In dark times

The person who wrote these words lived in dark times. All around him were disease, poverty, and oppression violently enforced by a wealthy commercial and political class. But he sensed that hope was breaking through, not necessarily in that all these miseries could soon be removed, but that a deeper freedom and peace had become accessible for individuals and communities. And he believed that Jesus, also called Emmanuel – “God with us” – was the key to this.

As he was writing these words two thousand years ago, communities inspired by this light were beginning to spring up around the Roman Empire. They were communities that were centred on welcome, love, forgiveness and which resisted the prevailing culture of power, greed and cruelty. And they were energised by the spirit of the God “with us”

Never before in the history of the world had communities formed that welcomed men and women, slaves and business people, different races, and young and old. We are even told they shared their possessions in a common life together. And in doing so, they provided places where people could find hope, healing, and find a new direction in life.

The humble power of such communities has been a constant challenge to regimes, politicians (of the left or right) and the rich and powerful ever since – and not least in our time. But they have also regrettably often degenerated into formal religion, to be co-opted by the very powers they originally challenged.

If you’re interested in knowing more about this light, you might like to start by reading the words quoted at the beginning of this post in their context – in the first chapter of the Gospel of John. (This link takes you to the Bible Gateway website, where the whole Bible is freely available to read in many translations and versions).

The great thing about this message is that you can try it at home – even if you’re isolating in the pandemic. Because the message is both individual and corporate. It starts with me and you, and grows in fulfilment through conversation, care, and action together. Many people are finding that this works, even through online interactions. God is with us, even on Zoom or Skype!

If you read more about the life and teaching of Jesus, you will find, perhaps surprisingly, that he didn’t give a whole list of instructions in order to create a new religion. He actually spent a lot of his time asking questions and telling little stories that got people puzzled (or angry, especially the religious ones). His purpose was surely to make us think, to get us on a journey to recognise his truth for ourselves – individually and with friends. And always with the promise of his cosmic grace, and Earthly presence. Even in dark times.

“Christ, light of the world, whoever follows you has the light of life.”

Limitless love: for you and the world

It’s often hard to accept that Love is the centre and motivating force of the universe. But this is the amazing assertion of the collection of writings that we have come to know as the Bible.

And the presence of love assumes that relationship is also at the heart of things. It seems, though, that humans – while desiring meaningful loving relationships – are at the same time spectacularly careless about them.

One of Jesus’s close followers wrote that “God is love”. He wrote that because he felt he had glimpsed in Jesus the embodiment of God – on Earth: starting as a vulnerable baby, and ready to bear the pain of the world. It was for him unfathomable, but the meaning of it inescapable.

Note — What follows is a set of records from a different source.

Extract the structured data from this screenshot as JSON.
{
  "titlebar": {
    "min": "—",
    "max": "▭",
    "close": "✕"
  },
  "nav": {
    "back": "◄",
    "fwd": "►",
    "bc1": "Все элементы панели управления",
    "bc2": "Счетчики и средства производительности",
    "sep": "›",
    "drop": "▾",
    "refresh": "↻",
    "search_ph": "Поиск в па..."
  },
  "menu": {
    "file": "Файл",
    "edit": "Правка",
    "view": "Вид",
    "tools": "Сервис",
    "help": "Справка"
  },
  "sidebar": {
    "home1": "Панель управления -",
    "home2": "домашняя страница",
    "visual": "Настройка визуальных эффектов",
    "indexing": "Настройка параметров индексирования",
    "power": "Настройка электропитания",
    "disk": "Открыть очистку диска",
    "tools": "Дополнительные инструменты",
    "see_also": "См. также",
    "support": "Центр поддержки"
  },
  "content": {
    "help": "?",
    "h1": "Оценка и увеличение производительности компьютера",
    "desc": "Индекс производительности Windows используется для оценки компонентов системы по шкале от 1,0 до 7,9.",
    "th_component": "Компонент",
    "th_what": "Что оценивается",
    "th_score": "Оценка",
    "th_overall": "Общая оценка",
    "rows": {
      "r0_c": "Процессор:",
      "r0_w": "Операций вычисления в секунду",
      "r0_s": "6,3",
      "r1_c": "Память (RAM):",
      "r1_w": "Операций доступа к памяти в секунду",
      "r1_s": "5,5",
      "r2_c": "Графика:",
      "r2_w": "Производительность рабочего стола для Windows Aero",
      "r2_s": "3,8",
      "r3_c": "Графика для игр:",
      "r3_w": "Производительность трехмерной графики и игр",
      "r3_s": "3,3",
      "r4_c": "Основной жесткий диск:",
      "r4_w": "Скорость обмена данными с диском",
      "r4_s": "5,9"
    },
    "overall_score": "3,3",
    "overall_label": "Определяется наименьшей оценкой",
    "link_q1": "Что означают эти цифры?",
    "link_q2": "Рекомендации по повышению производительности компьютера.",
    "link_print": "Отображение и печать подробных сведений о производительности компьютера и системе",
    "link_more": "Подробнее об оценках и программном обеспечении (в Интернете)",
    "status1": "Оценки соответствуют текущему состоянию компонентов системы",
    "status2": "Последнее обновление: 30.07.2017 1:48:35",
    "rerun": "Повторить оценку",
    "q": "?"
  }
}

Cosmic creator of a universe that scientists struggle to describe, lowly baby, and man executed on a cross. No-one ever attempted to bring such extremes together into one idea: that God loves the world so much that he could empty himself of God-ness to connect with us.

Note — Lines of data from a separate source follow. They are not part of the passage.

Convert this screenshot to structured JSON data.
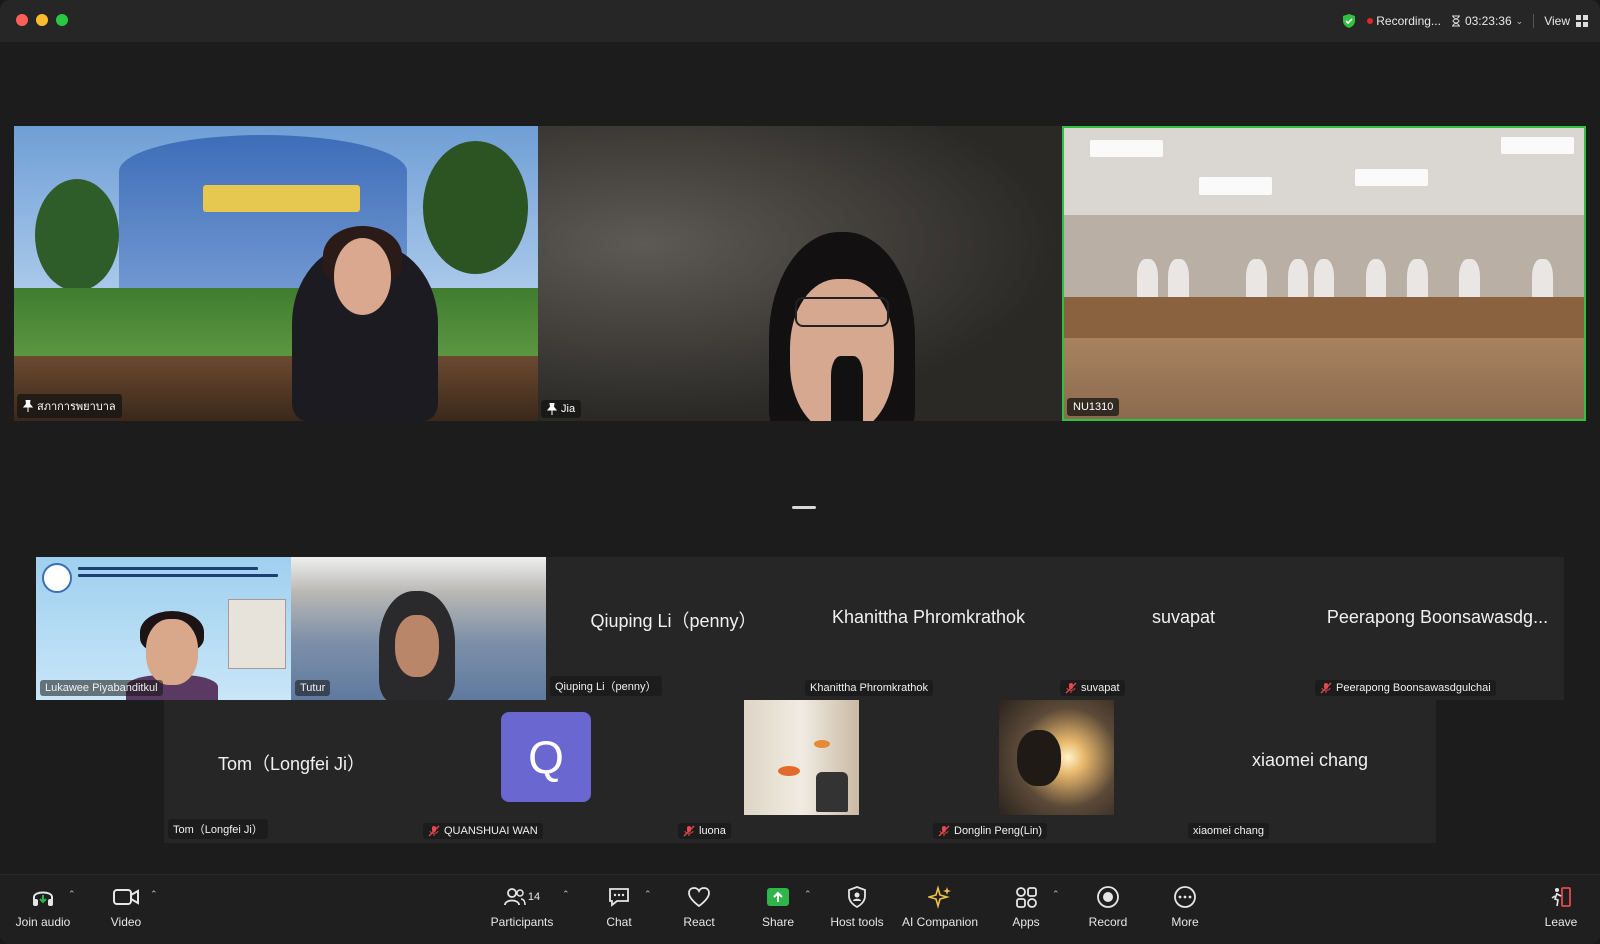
{
  "titlebar": {
    "recording_label": "Recording...",
    "timer": "03:23:36",
    "view_label": "View"
  },
  "speakers": [
    {
      "name": "สภาการพยาบาล",
      "pinned": true
    },
    {
      "name": "Jia",
      "pinned": true
    },
    {
      "name": "NU1310",
      "pinned": false,
      "active": true
    }
  ],
  "gallery": {
    "row1": [
      {
        "name": "Lukawee Piyabanditkul",
        "video": true
      },
      {
        "name": "Tutur",
        "video": true
      },
      {
        "name": "Qiuping Li（penny）",
        "display": "Qiuping Li（penny）",
        "video": false
      },
      {
        "name": "Khanittha Phromkrathok",
        "display": "Khanittha Phromkrathok",
        "video": false
      },
      {
        "name": "suvapat",
        "display": "suvapat",
        "video": false,
        "muted": true
      },
      {
        "name": "Peerapong Boonsawasdgulchai",
        "display": "Peerapong Boonsawasdg...",
        "video": false,
        "muted": true
      }
    ],
    "row2": [
      {
        "name": "Tom（Longfei Ji）",
        "display": "Tom（Longfei Ji）",
        "video": false
      },
      {
        "name": "QUANSHUAI WAN",
        "avatar_letter": "Q",
        "muted": true
      },
      {
        "name": "luona",
        "thumb": true,
        "muted": true
      },
      {
        "name": "Donglin Peng(Lin)",
        "thumb": true,
        "muted": true
      },
      {
        "name": "xiaomei chang",
        "display": "xiaomei chang",
        "video": false
      }
    ]
  },
  "toolbar": {
    "join_audio": "Join audio",
    "video": "Video",
    "participants": "Participants",
    "participants_count": "14",
    "chat": "Chat",
    "react": "React",
    "share": "Share",
    "host_tools": "Host tools",
    "ai_companion": "AI Companion",
    "apps": "Apps",
    "record": "Record",
    "more": "More",
    "leave": "Leave"
  },
  "colors": {
    "active_speaker_border": "#2fc13f",
    "share_green": "#2fb54a",
    "record_red": "#e02828",
    "avatar_purple": "#6b67d0",
    "leave_red": "#e5484d"
  }
}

You can receive limitless love, it’s God’s unconditional gift for one and all. Allow this love to empower your own love. Allow this love to break down the limits to love that we have set for ourselves and for others – and for all the world.

Jesus wants us to follow in his footsteps of self-emptying love, and promises us the power of God to make it possible.